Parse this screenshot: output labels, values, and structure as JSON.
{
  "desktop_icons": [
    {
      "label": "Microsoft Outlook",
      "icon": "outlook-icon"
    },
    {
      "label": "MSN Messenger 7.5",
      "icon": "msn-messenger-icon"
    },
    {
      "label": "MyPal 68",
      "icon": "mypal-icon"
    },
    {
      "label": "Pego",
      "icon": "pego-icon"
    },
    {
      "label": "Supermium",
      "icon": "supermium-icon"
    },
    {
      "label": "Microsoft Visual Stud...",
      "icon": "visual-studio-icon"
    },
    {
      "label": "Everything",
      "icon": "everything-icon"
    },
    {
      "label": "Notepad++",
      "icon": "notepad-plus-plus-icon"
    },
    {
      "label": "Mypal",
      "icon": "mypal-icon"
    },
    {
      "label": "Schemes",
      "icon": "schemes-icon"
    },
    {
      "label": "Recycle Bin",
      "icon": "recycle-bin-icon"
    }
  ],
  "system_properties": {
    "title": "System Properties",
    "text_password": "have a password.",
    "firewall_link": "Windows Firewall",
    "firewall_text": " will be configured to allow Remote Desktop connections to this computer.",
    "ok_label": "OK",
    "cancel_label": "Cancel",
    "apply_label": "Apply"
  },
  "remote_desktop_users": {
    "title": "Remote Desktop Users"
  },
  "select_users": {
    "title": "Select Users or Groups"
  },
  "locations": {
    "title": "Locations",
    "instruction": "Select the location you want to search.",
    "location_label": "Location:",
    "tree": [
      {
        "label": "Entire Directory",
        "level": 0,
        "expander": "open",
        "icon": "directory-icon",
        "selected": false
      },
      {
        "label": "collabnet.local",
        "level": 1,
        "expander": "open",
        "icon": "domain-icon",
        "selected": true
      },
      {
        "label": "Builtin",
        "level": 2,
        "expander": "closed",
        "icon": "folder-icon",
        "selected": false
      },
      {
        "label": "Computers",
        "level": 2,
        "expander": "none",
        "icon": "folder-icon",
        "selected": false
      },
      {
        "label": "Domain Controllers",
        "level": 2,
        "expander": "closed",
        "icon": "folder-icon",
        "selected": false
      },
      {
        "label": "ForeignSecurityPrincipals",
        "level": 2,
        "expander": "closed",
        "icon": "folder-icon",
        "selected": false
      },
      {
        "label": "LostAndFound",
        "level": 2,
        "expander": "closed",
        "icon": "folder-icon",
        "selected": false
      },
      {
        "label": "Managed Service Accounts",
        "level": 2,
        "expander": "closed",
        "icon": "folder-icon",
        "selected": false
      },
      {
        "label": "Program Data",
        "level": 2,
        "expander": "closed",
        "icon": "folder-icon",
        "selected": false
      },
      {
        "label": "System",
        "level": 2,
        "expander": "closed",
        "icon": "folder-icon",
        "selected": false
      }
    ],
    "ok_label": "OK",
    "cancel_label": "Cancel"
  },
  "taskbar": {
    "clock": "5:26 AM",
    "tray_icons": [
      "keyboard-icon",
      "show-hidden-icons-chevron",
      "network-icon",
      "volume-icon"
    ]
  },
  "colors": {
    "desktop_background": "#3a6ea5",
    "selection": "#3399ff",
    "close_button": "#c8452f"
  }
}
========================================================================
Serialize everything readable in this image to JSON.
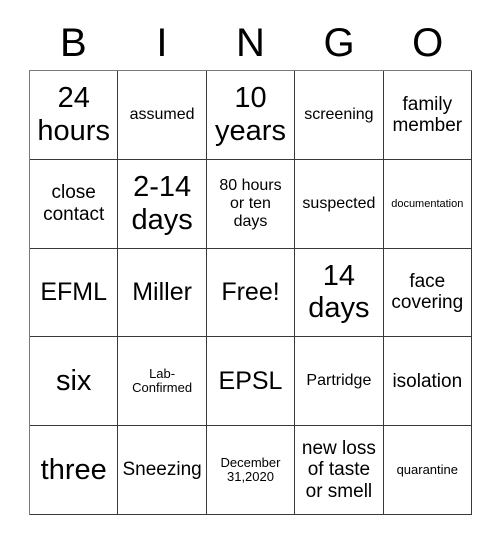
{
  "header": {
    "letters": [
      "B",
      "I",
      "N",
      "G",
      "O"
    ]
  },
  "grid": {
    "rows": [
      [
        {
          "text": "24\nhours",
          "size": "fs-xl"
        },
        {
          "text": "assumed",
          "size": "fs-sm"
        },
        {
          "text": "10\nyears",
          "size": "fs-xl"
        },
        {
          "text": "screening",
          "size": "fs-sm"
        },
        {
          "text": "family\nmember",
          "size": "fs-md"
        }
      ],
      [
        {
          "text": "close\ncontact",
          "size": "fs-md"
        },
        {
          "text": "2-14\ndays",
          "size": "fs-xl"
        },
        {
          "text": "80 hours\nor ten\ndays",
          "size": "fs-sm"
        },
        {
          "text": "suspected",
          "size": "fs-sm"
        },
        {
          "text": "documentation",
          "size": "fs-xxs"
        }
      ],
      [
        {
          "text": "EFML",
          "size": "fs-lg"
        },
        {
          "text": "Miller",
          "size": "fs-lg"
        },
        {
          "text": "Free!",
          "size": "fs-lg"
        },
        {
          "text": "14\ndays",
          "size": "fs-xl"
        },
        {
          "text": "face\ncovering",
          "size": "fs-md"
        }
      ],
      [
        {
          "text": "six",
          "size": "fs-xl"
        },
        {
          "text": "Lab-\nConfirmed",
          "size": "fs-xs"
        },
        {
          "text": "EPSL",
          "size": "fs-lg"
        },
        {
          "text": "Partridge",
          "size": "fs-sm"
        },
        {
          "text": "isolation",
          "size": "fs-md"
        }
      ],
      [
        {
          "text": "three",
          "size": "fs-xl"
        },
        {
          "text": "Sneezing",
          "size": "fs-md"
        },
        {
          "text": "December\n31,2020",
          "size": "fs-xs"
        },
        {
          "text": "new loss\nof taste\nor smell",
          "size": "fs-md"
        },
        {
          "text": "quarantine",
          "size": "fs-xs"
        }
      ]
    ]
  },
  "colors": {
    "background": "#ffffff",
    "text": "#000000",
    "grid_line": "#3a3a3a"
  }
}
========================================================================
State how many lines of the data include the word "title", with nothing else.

4